_Aim of the task:_ All of the data below should be printed again exactly, pictures excluded.

_Provided data:_
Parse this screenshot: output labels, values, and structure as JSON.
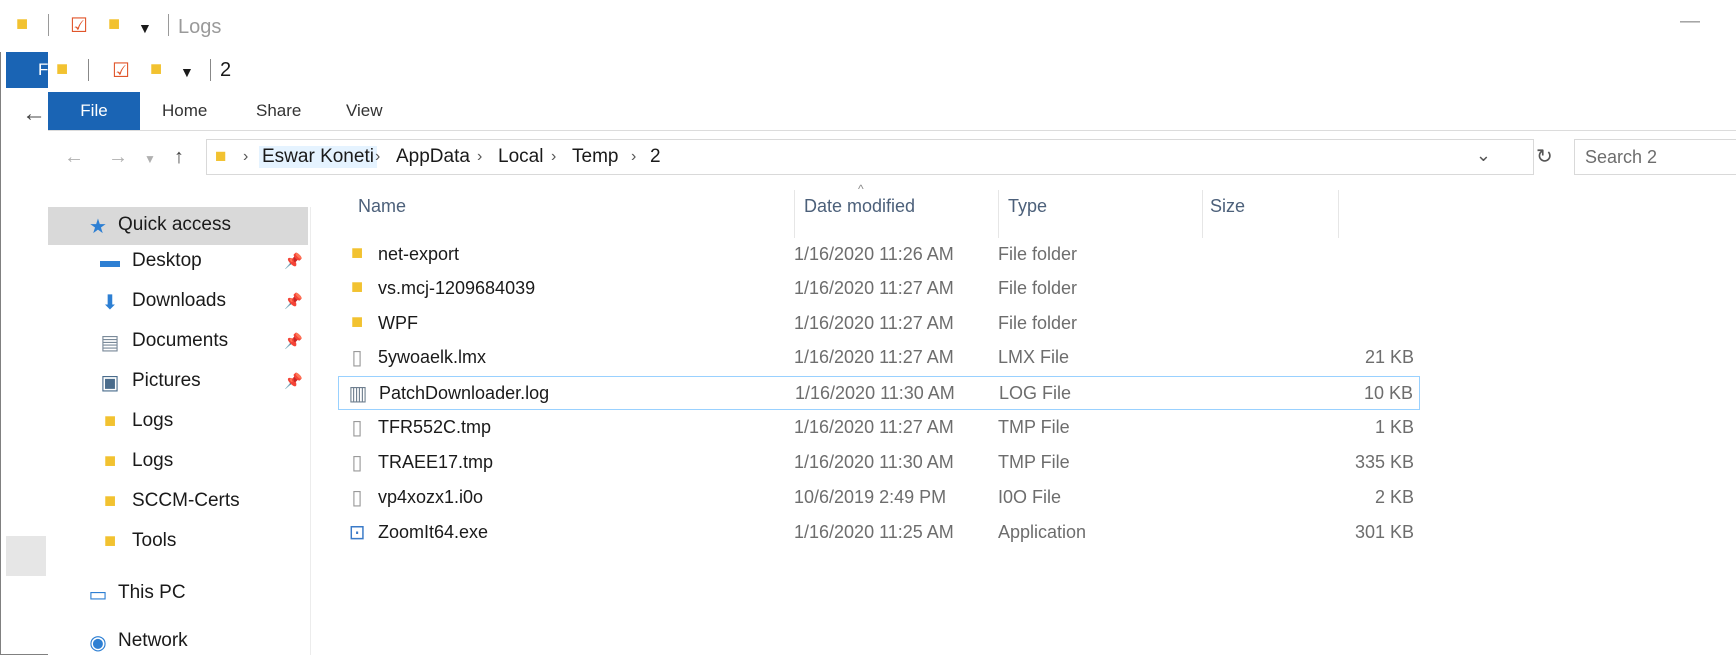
{
  "back_window": {
    "title": "Logs",
    "file_tab": "F"
  },
  "window": {
    "title": "2",
    "ribbon_tabs": [
      "File",
      "Home",
      "Share",
      "View"
    ]
  },
  "address_bar": {
    "breadcrumbs": [
      "Eswar Koneti",
      "AppData",
      "Local",
      "Temp",
      "2"
    ],
    "search_placeholder": "Search 2"
  },
  "nav_pane": {
    "items": [
      {
        "label": "Quick access",
        "icon": "star-icon",
        "pinned": false,
        "selected": true
      },
      {
        "label": "Desktop",
        "icon": "desktop-icon",
        "pinned": true
      },
      {
        "label": "Downloads",
        "icon": "download-arrow-icon",
        "pinned": true
      },
      {
        "label": "Documents",
        "icon": "documents-icon",
        "pinned": true
      },
      {
        "label": "Pictures",
        "icon": "pictures-icon",
        "pinned": true
      },
      {
        "label": "Logs",
        "icon": "folder-icon",
        "pinned": false
      },
      {
        "label": "Logs",
        "icon": "folder-icon",
        "pinned": false
      },
      {
        "label": "SCCM-Certs",
        "icon": "folder-icon",
        "pinned": false
      },
      {
        "label": "Tools",
        "icon": "folder-icon",
        "pinned": false
      },
      {
        "label": "This PC",
        "icon": "computer-icon",
        "pinned": false
      },
      {
        "label": "Network",
        "icon": "network-icon",
        "pinned": false
      }
    ]
  },
  "file_list": {
    "columns": [
      "Name",
      "Date modified",
      "Type",
      "Size"
    ],
    "rows": [
      {
        "name": "net-export",
        "date": "1/16/2020 11:26 AM",
        "type": "File folder",
        "size": "",
        "icon": "folder-icon"
      },
      {
        "name": "vs.mcj-1209684039",
        "date": "1/16/2020 11:27 AM",
        "type": "File folder",
        "size": "",
        "icon": "folder-icon"
      },
      {
        "name": "WPF",
        "date": "1/16/2020 11:27 AM",
        "type": "File folder",
        "size": "",
        "icon": "folder-icon"
      },
      {
        "name": "5ywoaelk.lmx",
        "date": "1/16/2020 11:27 AM",
        "type": "LMX File",
        "size": "21 KB",
        "icon": "file-icon"
      },
      {
        "name": "PatchDownloader.log",
        "date": "1/16/2020 11:30 AM",
        "type": "LOG File",
        "size": "10 KB",
        "icon": "log-file-icon",
        "selected": true
      },
      {
        "name": "TFR552C.tmp",
        "date": "1/16/2020 11:27 AM",
        "type": "TMP File",
        "size": "1 KB",
        "icon": "file-icon"
      },
      {
        "name": "TRAEE17.tmp",
        "date": "1/16/2020 11:30 AM",
        "type": "TMP File",
        "size": "335 KB",
        "icon": "file-icon"
      },
      {
        "name": "vp4xozx1.i0o",
        "date": "10/6/2019 2:49 PM",
        "type": "I0O File",
        "size": "2 KB",
        "icon": "file-icon"
      },
      {
        "name": "ZoomIt64.exe",
        "date": "1/16/2020 11:25 AM",
        "type": "Application",
        "size": "301 KB",
        "icon": "application-icon"
      }
    ]
  }
}
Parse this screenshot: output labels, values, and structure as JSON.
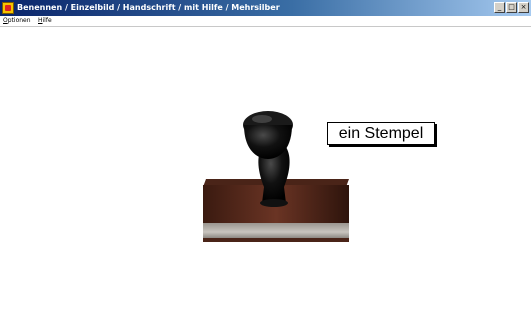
{
  "window": {
    "title": "Benennen / Einzelbild / Handschrift / mit Hilfe / Mehrsilber",
    "controls": {
      "minimize": "_",
      "maximize": "□",
      "close": "×"
    }
  },
  "menu": {
    "items": [
      {
        "label": "Optionen"
      },
      {
        "label": "Hilfe"
      }
    ]
  },
  "content": {
    "image": "rubber-stamp",
    "caption": "ein Stempel"
  }
}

_Exercise result:_
Parse this screenshot: output labels, values, and structure as JSON.
{
  "back_window": {
    "title": "Logs",
    "file_tab": "F"
  },
  "window": {
    "title": "2",
    "ribbon_tabs": [
      "File",
      "Home",
      "Share",
      "View"
    ]
  },
  "address_bar": {
    "breadcrumbs": [
      "Eswar Koneti",
      "AppData",
      "Local",
      "Temp",
      "2"
    ],
    "search_placeholder": "Search 2"
  },
  "nav_pane": {
    "items": [
      {
        "label": "Quick access",
        "icon": "star-icon",
        "pinned": false,
        "selected": true
      },
      {
        "label": "Desktop",
        "icon": "desktop-icon",
        "pinned": true
      },
      {
        "label": "Downloads",
        "icon": "download-arrow-icon",
        "pinned": true
      },
      {
        "label": "Documents",
        "icon": "documents-icon",
        "pinned": true
      },
      {
        "label": "Pictures",
        "icon": "pictures-icon",
        "pinned": true
      },
      {
        "label": "Logs",
        "icon": "folder-icon",
        "pinned": false
      },
      {
        "label": "Logs",
        "icon": "folder-icon",
        "pinned": false
      },
      {
        "label": "SCCM-Certs",
        "icon": "folder-icon",
        "pinned": false
      },
      {
        "label": "Tools",
        "icon": "folder-icon",
        "pinned": false
      },
      {
        "label": "This PC",
        "icon": "computer-icon",
        "pinned": false
      },
      {
        "label": "Network",
        "icon": "network-icon",
        "pinned": false
      }
    ]
  },
  "file_list": {
    "columns": [
      "Name",
      "Date modified",
      "Type",
      "Size"
    ],
    "rows": [
      {
        "name": "net-export",
        "date": "1/16/2020 11:26 AM",
        "type": "File folder",
        "size": "",
        "icon": "folder-icon"
      },
      {
        "name": "vs.mcj-1209684039",
        "date": "1/16/2020 11:27 AM",
        "type": "File folder",
        "size": "",
        "icon": "folder-icon"
      },
      {
        "name": "WPF",
        "date": "1/16/2020 11:27 AM",
        "type": "File folder",
        "size": "",
        "icon": "folder-icon"
      },
      {
        "name": "5ywoaelk.lmx",
        "date": "1/16/2020 11:27 AM",
        "type": "LMX File",
        "size": "21 KB",
        "icon": "file-icon"
      },
      {
        "name": "PatchDownloader.log",
        "date": "1/16/2020 11:30 AM",
        "type": "LOG File",
        "size": "10 KB",
        "icon": "log-file-icon",
        "selected": true
      },
      {
        "name": "TFR552C.tmp",
        "date": "1/16/2020 11:27 AM",
        "type": "TMP File",
        "size": "1 KB",
        "icon": "file-icon"
      },
      {
        "name": "TRAEE17.tmp",
        "date": "1/16/2020 11:30 AM",
        "type": "TMP File",
        "size": "335 KB",
        "icon": "file-icon"
      },
      {
        "name": "vp4xozx1.i0o",
        "date": "10/6/2019 2:49 PM",
        "type": "I0O File",
        "size": "2 KB",
        "icon": "file-icon"
      },
      {
        "name": "ZoomIt64.exe",
        "date": "1/16/2020 11:25 AM",
        "type": "Application",
        "size": "301 KB",
        "icon": "application-icon"
      }
    ]
  }
}
Parse this screenshot: output labels, values, and structure as JSON.
{
  "window": {
    "title": "Benennen / Einzelbild / Handschrift / mit Hilfe / Mehrsilber",
    "controls": {
      "minimize": "_",
      "maximize": "□",
      "close": "×"
    }
  },
  "menu": {
    "items": [
      {
        "label": "Optionen"
      },
      {
        "label": "Hilfe"
      }
    ]
  },
  "content": {
    "image": "rubber-stamp",
    "caption": "ein Stempel"
  }
}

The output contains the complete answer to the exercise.